After the tech crash of the early 2000’s, major tech CEO’s started sending each other emails saying, ‘Hey, why don’t we try not to poach each other’s employees? It could keep salaries from going through the roof.’ Some, including Steve Jobs himself, would call that a gentleman’s agreement. The Department of Justice, however, calls it collusion, and now some of the biggest names in tech history are paying up.
Apple, Google, Intel and Adobe have agreed to settle a class action lawsuit for $324 million, Reuters is reporting. About 64,000 tech workers sought a combined $3 billion in damages, and while the settlement is technically a victory, it comes out to roughly $5,000 per employee — a far cry from the roughly $47,000 each that they wanted.
The wage fixing scheme was led in 2005 by Steve Jobs, who reached out to tech leaders personally to strong-arm them into the agreement, as PandoDaily originally reported in their “Techtopus” series.

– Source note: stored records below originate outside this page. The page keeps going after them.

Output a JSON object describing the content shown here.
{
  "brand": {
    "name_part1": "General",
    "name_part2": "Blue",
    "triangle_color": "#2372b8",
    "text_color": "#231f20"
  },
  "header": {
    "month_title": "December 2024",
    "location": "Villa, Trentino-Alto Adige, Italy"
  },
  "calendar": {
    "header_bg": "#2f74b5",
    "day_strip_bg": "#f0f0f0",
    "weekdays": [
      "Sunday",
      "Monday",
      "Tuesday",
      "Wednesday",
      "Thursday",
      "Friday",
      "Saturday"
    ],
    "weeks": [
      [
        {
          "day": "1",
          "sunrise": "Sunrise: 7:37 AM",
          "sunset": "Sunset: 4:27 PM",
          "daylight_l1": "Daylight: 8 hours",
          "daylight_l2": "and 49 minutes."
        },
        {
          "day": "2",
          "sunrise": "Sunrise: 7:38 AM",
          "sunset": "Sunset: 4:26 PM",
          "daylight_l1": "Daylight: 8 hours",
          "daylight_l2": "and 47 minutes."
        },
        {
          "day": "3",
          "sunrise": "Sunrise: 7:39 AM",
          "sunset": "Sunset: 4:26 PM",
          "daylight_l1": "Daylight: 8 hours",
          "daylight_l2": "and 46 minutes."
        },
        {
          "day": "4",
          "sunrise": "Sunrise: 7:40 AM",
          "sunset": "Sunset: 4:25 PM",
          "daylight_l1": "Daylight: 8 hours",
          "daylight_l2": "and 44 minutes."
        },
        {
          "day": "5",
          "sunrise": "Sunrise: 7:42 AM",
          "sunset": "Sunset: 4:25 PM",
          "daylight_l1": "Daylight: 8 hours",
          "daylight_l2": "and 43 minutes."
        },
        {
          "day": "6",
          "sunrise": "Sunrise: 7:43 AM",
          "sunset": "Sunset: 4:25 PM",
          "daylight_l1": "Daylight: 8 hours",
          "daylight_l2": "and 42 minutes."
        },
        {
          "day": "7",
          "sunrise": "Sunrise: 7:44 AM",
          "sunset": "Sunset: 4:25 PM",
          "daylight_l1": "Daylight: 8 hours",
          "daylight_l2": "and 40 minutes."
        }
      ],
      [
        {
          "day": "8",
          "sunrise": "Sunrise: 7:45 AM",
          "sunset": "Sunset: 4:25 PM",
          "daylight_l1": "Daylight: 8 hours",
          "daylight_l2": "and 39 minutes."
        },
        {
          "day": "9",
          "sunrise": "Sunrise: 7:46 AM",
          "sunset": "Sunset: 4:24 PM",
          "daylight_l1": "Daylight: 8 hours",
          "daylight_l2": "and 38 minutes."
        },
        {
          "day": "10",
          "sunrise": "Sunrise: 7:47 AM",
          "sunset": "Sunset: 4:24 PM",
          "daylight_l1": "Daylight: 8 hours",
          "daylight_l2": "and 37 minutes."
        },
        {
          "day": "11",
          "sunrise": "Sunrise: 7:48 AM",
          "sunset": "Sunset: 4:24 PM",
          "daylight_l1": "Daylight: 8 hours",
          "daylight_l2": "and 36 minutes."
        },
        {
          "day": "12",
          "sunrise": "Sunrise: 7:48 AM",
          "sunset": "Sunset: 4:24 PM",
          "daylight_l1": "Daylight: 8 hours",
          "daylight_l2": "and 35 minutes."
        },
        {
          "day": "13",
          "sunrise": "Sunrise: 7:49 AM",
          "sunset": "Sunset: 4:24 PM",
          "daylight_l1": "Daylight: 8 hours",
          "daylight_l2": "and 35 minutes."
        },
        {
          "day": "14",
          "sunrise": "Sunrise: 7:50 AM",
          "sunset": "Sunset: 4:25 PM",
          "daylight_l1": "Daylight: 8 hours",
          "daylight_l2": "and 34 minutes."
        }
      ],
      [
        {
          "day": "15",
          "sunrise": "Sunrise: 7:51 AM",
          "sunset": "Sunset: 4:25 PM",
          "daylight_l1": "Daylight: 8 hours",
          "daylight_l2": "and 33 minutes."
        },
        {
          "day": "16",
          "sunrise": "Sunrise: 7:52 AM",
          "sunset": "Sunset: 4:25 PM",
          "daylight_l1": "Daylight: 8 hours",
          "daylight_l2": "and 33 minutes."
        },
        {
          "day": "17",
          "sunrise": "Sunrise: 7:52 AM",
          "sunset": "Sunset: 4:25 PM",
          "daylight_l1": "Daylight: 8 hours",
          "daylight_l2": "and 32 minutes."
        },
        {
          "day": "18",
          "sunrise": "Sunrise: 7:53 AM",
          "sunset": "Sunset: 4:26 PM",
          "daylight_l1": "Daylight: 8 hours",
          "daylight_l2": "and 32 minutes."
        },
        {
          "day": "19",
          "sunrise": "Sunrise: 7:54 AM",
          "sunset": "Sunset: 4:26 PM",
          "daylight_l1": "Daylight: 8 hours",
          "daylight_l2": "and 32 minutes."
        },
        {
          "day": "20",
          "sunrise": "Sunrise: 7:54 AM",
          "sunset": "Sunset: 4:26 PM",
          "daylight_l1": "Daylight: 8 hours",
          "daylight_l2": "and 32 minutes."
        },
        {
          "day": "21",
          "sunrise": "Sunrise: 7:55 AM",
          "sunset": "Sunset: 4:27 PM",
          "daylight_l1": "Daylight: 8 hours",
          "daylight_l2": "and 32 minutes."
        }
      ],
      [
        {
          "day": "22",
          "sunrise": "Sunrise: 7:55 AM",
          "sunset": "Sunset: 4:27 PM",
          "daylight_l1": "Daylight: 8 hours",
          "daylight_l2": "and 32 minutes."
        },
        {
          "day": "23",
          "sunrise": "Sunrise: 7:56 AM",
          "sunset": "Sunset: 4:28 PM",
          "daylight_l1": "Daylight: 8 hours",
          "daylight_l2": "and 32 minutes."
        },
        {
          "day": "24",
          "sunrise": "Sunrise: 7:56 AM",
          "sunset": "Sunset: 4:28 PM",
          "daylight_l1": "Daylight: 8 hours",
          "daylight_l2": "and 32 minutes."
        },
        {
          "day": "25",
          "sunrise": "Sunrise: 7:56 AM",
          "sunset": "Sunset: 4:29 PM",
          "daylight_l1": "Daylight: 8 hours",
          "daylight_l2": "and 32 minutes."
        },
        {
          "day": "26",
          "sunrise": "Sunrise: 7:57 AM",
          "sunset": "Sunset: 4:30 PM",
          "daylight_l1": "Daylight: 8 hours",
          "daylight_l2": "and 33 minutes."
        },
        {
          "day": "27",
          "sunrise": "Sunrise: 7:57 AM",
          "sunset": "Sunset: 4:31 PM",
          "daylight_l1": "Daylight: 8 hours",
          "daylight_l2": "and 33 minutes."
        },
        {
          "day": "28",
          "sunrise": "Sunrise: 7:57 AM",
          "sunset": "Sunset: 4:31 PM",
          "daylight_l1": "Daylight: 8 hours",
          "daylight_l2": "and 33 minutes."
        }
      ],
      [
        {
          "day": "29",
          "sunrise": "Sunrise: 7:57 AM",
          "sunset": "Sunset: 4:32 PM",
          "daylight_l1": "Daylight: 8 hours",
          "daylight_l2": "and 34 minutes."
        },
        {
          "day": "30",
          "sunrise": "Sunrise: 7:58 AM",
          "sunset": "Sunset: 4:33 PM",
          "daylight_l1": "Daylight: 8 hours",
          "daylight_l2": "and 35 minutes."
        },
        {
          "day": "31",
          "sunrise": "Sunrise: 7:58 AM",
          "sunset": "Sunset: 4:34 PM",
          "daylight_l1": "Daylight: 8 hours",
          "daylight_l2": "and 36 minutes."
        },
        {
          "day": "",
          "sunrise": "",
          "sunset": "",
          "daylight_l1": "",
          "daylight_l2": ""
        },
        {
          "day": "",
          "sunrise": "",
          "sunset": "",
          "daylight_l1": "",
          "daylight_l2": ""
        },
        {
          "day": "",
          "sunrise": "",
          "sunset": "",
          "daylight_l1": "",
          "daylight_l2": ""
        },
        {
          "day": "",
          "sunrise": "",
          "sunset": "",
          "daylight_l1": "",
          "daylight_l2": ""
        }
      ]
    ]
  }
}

The cartel grew for years, and the list of companies involved goes on and on, including the big four mentioned above, plus Pixar, eBay, Intuit and Lucasfilm.
Wage fixing is when a few top-level executives decide that in order for business to run smoothly and efficiently (or just not have to pay their workers so much), they’ll agree not to go after each other’s employees. While it seems like a polite idea among CEO’s who are friends and allies, it also makes sure workers can’t freely negotiate their own salaries. Companies are supposed to be at war — independent interests drive competition, and that’s fundamentally how capitalism works.
For example: Facebook COO Sheryl Sandberg, in a valiant act of keeping it real, rejected the pressure from Google to join the wage fixing ring and kept trying to poach Google’s engineers, according to unsealed testimony. When Google found out, they considered a full blown poaching war with Facebook.
Instead, Google just raised their wages. Which is what’s supposed to happen.
Collusions and cartels are prosecuted under antitrust law, the family of laws that govern competition and monopolies. And with the way Silicon Valley giants continue to expand and seek antitrust approval for their acquisitions, we find it hard to believe that this will be their last run-in with trust-busting.